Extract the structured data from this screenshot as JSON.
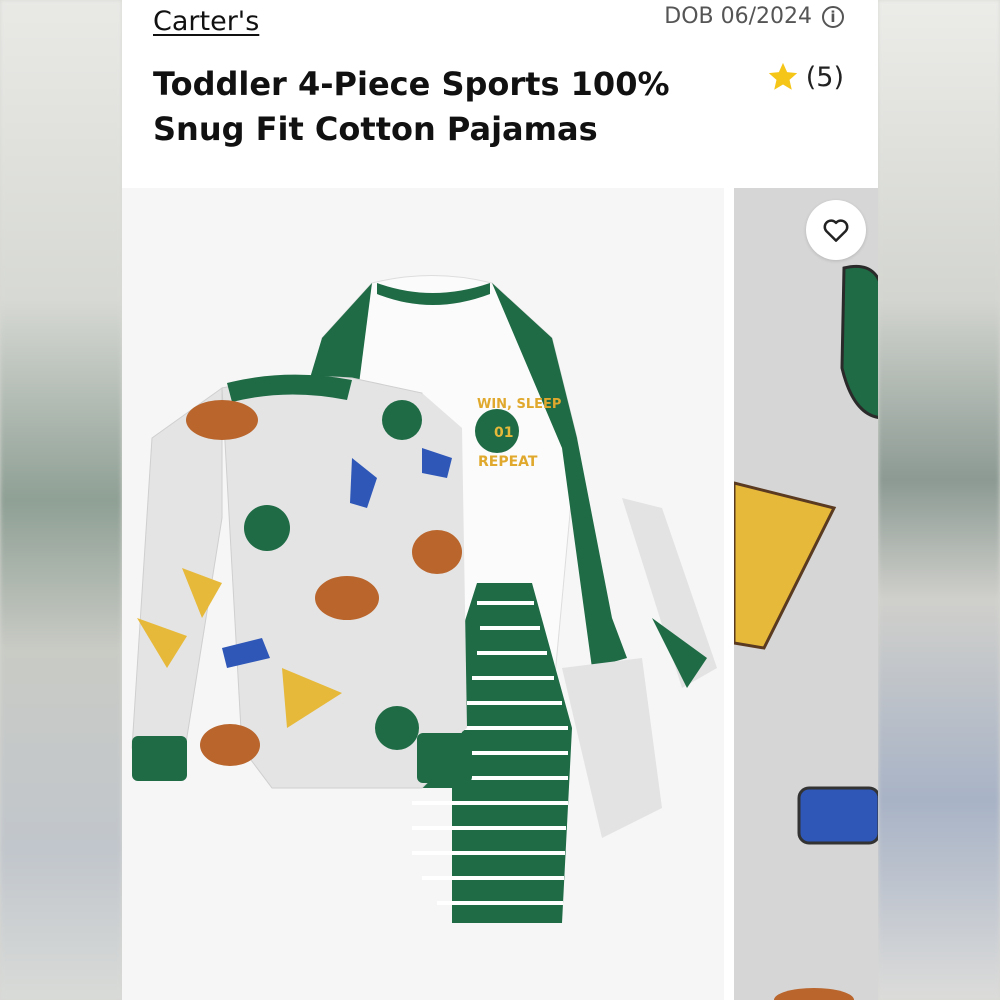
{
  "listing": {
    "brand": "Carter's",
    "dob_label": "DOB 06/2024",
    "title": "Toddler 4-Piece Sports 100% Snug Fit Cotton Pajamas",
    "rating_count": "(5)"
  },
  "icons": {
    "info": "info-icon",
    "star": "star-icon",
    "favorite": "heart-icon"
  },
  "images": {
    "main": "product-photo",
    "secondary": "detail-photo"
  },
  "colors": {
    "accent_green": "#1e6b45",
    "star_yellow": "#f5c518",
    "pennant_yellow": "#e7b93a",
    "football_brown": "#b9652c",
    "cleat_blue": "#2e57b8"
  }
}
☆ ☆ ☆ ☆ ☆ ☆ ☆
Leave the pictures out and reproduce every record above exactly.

Extract the structured data from this screenshot as JSON.
{
  "listing": {
    "brand": "Carter's",
    "dob_label": "DOB 06/2024",
    "title": "Toddler 4-Piece Sports 100% Snug Fit Cotton Pajamas",
    "rating_count": "(5)"
  },
  "icons": {
    "info": "info-icon",
    "star": "star-icon",
    "favorite": "heart-icon"
  },
  "images": {
    "main": "product-photo",
    "secondary": "detail-photo"
  },
  "colors": {
    "accent_green": "#1e6b45",
    "star_yellow": "#f5c518",
    "pennant_yellow": "#e7b93a",
    "football_brown": "#b9652c",
    "cleat_blue": "#2e57b8"
  }
}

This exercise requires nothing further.